* [ACTION ITEM]
Please print each record that follows precisely as it appears.

┌──

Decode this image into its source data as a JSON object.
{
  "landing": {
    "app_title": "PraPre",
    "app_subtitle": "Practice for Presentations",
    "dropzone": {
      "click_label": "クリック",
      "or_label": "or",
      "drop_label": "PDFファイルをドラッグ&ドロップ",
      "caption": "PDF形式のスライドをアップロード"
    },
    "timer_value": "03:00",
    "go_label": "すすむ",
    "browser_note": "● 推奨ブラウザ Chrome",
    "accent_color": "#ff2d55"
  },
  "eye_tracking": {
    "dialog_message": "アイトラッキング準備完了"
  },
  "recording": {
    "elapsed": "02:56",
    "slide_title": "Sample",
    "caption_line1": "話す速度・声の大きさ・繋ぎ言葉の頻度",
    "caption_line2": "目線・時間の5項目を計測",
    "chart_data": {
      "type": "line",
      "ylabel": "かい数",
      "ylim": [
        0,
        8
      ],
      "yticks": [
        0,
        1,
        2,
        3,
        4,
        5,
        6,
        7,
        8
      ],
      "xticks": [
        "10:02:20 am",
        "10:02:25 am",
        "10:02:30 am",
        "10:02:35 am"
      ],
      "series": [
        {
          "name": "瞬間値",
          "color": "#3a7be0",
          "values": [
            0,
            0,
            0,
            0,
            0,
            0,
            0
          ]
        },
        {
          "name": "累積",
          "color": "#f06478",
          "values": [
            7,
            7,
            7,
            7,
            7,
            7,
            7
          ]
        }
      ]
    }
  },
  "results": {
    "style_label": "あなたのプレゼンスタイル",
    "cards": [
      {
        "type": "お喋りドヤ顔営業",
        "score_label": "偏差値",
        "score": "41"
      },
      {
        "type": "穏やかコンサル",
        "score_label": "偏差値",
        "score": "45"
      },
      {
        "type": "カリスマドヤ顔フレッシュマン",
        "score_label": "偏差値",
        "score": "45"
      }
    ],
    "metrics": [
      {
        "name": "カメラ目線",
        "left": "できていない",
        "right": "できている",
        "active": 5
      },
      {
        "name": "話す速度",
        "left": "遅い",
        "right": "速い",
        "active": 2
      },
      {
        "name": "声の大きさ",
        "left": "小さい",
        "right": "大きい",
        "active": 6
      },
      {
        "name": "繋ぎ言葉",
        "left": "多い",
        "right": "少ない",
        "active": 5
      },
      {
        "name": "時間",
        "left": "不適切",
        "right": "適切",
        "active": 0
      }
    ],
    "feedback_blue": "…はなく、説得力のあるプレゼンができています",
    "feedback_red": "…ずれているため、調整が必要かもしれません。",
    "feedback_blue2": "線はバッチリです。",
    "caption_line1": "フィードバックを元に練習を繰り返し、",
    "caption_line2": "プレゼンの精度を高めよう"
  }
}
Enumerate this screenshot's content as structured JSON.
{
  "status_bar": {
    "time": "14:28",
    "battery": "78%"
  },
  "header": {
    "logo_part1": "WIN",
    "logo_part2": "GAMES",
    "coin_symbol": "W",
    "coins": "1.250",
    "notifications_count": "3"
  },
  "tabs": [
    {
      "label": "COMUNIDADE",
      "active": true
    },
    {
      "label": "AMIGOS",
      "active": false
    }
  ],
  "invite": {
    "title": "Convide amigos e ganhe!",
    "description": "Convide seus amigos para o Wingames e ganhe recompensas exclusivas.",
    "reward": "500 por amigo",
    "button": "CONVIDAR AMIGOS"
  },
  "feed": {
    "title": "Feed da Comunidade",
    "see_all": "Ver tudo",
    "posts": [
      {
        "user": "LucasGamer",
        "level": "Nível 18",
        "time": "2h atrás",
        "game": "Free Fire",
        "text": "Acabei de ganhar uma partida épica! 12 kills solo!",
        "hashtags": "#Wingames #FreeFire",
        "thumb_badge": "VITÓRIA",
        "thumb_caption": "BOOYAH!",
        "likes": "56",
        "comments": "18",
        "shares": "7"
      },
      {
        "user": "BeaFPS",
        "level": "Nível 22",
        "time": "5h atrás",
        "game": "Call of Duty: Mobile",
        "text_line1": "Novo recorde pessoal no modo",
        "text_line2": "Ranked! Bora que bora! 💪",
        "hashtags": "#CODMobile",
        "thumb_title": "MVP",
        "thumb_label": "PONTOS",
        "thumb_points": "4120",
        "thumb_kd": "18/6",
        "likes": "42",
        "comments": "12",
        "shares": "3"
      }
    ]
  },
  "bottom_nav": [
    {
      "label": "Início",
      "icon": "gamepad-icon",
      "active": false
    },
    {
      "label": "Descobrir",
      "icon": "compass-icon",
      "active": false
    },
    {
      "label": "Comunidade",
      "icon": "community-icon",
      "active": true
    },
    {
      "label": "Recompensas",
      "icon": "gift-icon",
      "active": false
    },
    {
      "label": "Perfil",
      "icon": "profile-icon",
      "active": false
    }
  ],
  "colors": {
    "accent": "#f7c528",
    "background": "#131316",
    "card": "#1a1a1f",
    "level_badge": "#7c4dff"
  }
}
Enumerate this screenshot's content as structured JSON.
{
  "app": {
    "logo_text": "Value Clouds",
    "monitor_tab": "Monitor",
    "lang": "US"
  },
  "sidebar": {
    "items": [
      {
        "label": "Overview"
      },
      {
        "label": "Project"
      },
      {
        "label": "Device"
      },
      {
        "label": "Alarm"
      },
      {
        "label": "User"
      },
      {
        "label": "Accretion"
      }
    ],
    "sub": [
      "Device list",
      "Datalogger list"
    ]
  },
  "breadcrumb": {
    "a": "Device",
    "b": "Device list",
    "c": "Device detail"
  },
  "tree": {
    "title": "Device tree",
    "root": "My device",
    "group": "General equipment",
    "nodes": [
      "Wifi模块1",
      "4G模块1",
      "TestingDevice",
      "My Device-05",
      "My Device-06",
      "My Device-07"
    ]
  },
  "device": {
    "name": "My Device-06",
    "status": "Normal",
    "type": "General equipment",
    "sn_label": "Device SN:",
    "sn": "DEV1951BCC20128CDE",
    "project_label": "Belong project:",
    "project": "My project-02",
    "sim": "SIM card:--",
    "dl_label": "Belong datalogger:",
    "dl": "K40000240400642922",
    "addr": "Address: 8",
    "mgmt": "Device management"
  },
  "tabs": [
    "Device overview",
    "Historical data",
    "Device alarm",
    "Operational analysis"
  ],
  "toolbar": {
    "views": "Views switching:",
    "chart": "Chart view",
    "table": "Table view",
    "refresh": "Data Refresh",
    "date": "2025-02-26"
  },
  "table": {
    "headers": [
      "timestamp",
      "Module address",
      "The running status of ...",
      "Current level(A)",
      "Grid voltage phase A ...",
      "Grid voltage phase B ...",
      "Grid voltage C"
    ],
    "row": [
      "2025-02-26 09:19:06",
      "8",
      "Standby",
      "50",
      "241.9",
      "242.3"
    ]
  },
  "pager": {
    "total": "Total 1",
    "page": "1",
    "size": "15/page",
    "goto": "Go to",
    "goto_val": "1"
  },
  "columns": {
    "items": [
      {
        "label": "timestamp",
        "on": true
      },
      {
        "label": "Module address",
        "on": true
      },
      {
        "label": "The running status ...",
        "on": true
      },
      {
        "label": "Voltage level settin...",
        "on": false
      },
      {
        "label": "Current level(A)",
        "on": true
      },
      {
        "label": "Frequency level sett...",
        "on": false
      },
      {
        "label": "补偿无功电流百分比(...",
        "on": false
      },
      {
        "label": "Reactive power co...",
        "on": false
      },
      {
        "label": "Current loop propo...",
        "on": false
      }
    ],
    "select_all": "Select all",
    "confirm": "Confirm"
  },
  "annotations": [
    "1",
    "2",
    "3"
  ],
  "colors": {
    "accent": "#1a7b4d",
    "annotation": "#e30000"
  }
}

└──

* [SOLUTION TO THIS TASK]
Decode this image into its source data as a JSON object.
{
  "landing": {
    "app_title": "PraPre",
    "app_subtitle": "Practice for Presentations",
    "dropzone": {
      "click_label": "クリック",
      "or_label": "or",
      "drop_label": "PDFファイルをドラッグ&ドロップ",
      "caption": "PDF形式のスライドをアップロード"
    },
    "timer_value": "03:00",
    "go_label": "すすむ",
    "browser_note": "● 推奨ブラウザ Chrome",
    "accent_color": "#ff2d55"
  },
  "eye_tracking": {
    "dialog_message": "アイトラッキング準備完了"
  },
  "recording": {
    "elapsed": "02:56",
    "slide_title": "Sample",
    "caption_line1": "話す速度・声の大きさ・繋ぎ言葉の頻度",
    "caption_line2": "目線・時間の5項目を計測",
    "chart_data": {
      "type": "line",
      "ylabel": "かい数",
      "ylim": [
        0,
        8
      ],
      "yticks": [
        0,
        1,
        2,
        3,
        4,
        5,
        6,
        7,
        8
      ],
      "xticks": [
        "10:02:20 am",
        "10:02:25 am",
        "10:02:30 am",
        "10:02:35 am"
      ],
      "series": [
        {
          "name": "瞬間値",
          "color": "#3a7be0",
          "values": [
            0,
            0,
            0,
            0,
            0,
            0,
            0
          ]
        },
        {
          "name": "累積",
          "color": "#f06478",
          "values": [
            7,
            7,
            7,
            7,
            7,
            7,
            7
          ]
        }
      ]
    }
  },
  "results": {
    "style_label": "あなたのプレゼンスタイル",
    "cards": [
      {
        "type": "お喋りドヤ顔営業",
        "score_label": "偏差値",
        "score": "41"
      },
      {
        "type": "穏やかコンサル",
        "score_label": "偏差値",
        "score": "45"
      },
      {
        "type": "カリスマドヤ顔フレッシュマン",
        "score_label": "偏差値",
        "score": "45"
      }
    ],
    "metrics": [
      {
        "name": "カメラ目線",
        "left": "できていない",
        "right": "できている",
        "active": 5
      },
      {
        "name": "話す速度",
        "left": "遅い",
        "right": "速い",
        "active": 2
      },
      {
        "name": "声の大きさ",
        "left": "小さい",
        "right": "大きい",
        "active": 6
      },
      {
        "name": "繋ぎ言葉",
        "left": "多い",
        "right": "少ない",
        "active": 5
      },
      {
        "name": "時間",
        "left": "不適切",
        "right": "適切",
        "active": 0
      }
    ],
    "feedback_blue": "…はなく、説得力のあるプレゼンができています",
    "feedback_red": "…ずれているため、調整が必要かもしれません。",
    "feedback_blue2": "線はバッチリです。",
    "caption_line1": "フィードバックを元に練習を繰り返し、",
    "caption_line2": "プレゼンの精度を高めよう"
  }
}
Enumerate this screenshot's content as structured JSON.
{
  "status_bar": {
    "time": "14:28",
    "battery": "78%"
  },
  "header": {
    "logo_part1": "WIN",
    "logo_part2": "GAMES",
    "coin_symbol": "W",
    "coins": "1.250",
    "notifications_count": "3"
  },
  "tabs": [
    {
      "label": "COMUNIDADE",
      "active": true
    },
    {
      "label": "AMIGOS",
      "active": false
    }
  ],
  "invite": {
    "title": "Convide amigos e ganhe!",
    "description": "Convide seus amigos para o Wingames e ganhe recompensas exclusivas.",
    "reward": "500 por amigo",
    "button": "CONVIDAR AMIGOS"
  },
  "feed": {
    "title": "Feed da Comunidade",
    "see_all": "Ver tudo",
    "posts": [
      {
        "user": "LucasGamer",
        "level": "Nível 18",
        "time": "2h atrás",
        "game": "Free Fire",
        "text": "Acabei de ganhar uma partida épica! 12 kills solo!",
        "hashtags": "#Wingames #FreeFire",
        "thumb_badge": "VITÓRIA",
        "thumb_caption": "BOOYAH!",
        "likes": "56",
        "comments": "18",
        "shares": "7"
      },
      {
        "user": "BeaFPS",
        "level": "Nível 22",
        "time": "5h atrás",
        "game": "Call of Duty: Mobile",
        "text_line1": "Novo recorde pessoal no modo",
        "text_line2": "Ranked! Bora que bora! 💪",
        "hashtags": "#CODMobile",
        "thumb_title": "MVP",
        "thumb_label": "PONTOS",
        "thumb_points": "4120",
        "thumb_kd": "18/6",
        "likes": "42",
        "comments": "12",
        "shares": "3"
      }
    ]
  },
  "bottom_nav": [
    {
      "label": "Início",
      "icon": "gamepad-icon",
      "active": false
    },
    {
      "label": "Descobrir",
      "icon": "compass-icon",
      "active": false
    },
    {
      "label": "Comunidade",
      "icon": "community-icon",
      "active": true
    },
    {
      "label": "Recompensas",
      "icon": "gift-icon",
      "active": false
    },
    {
      "label": "Perfil",
      "icon": "profile-icon",
      "active": false
    }
  ],
  "colors": {
    "accent": "#f7c528",
    "background": "#131316",
    "card": "#1a1a1f",
    "level_badge": "#7c4dff"
  }
}
Enumerate this screenshot's content as structured JSON.
{
  "app": {
    "logo_text": "Value Clouds",
    "monitor_tab": "Monitor",
    "lang": "US"
  },
  "sidebar": {
    "items": [
      {
        "label": "Overview"
      },
      {
        "label": "Project"
      },
      {
        "label": "Device"
      },
      {
        "label": "Alarm"
      },
      {
        "label": "User"
      },
      {
        "label": "Accretion"
      }
    ],
    "sub": [
      "Device list",
      "Datalogger list"
    ]
  },
  "breadcrumb": {
    "a": "Device",
    "b": "Device list",
    "c": "Device detail"
  },
  "tree": {
    "title": "Device tree",
    "root": "My device",
    "group": "General equipment",
    "nodes": [
      "Wifi模块1",
      "4G模块1",
      "TestingDevice",
      "My Device-05",
      "My Device-06",
      "My Device-07"
    ]
  },
  "device": {
    "name": "My Device-06",
    "status": "Normal",
    "type": "General equipment",
    "sn_label": "Device SN:",
    "sn": "DEV1951BCC20128CDE",
    "project_label": "Belong project:",
    "project": "My project-02",
    "sim": "SIM card:--",
    "dl_label": "Belong datalogger:",
    "dl": "K40000240400642922",
    "addr": "Address: 8",
    "mgmt": "Device management"
  },
  "tabs": [
    "Device overview",
    "Historical data",
    "Device alarm",
    "Operational analysis"
  ],
  "toolbar": {
    "views": "Views switching:",
    "chart": "Chart view",
    "table": "Table view",
    "refresh": "Data Refresh",
    "date": "2025-02-26"
  },
  "table": {
    "headers": [
      "timestamp",
      "Module address",
      "The running status of ...",
      "Current level(A)",
      "Grid voltage phase A ...",
      "Grid voltage phase B ...",
      "Grid voltage C"
    ],
    "row": [
      "2025-02-26 09:19:06",
      "8",
      "Standby",
      "50",
      "241.9",
      "242.3"
    ]
  },
  "pager": {
    "total": "Total 1",
    "page": "1",
    "size": "15/page",
    "goto": "Go to",
    "goto_val": "1"
  },
  "columns": {
    "items": [
      {
        "label": "timestamp",
        "on": true
      },
      {
        "label": "Module address",
        "on": true
      },
      {
        "label": "The running status ...",
        "on": true
      },
      {
        "label": "Voltage level settin...",
        "on": false
      },
      {
        "label": "Current level(A)",
        "on": true
      },
      {
        "label": "Frequency level sett...",
        "on": false
      },
      {
        "label": "补偿无功电流百分比(...",
        "on": false
      },
      {
        "label": "Reactive power co...",
        "on": false
      },
      {
        "label": "Current loop propo...",
        "on": false
      }
    ],
    "select_all": "Select all",
    "confirm": "Confirm"
  },
  "annotations": [
    "1",
    "2",
    "3"
  ],
  "colors": {
    "accent": "#1a7b4d",
    "annotation": "#e30000"
  }
}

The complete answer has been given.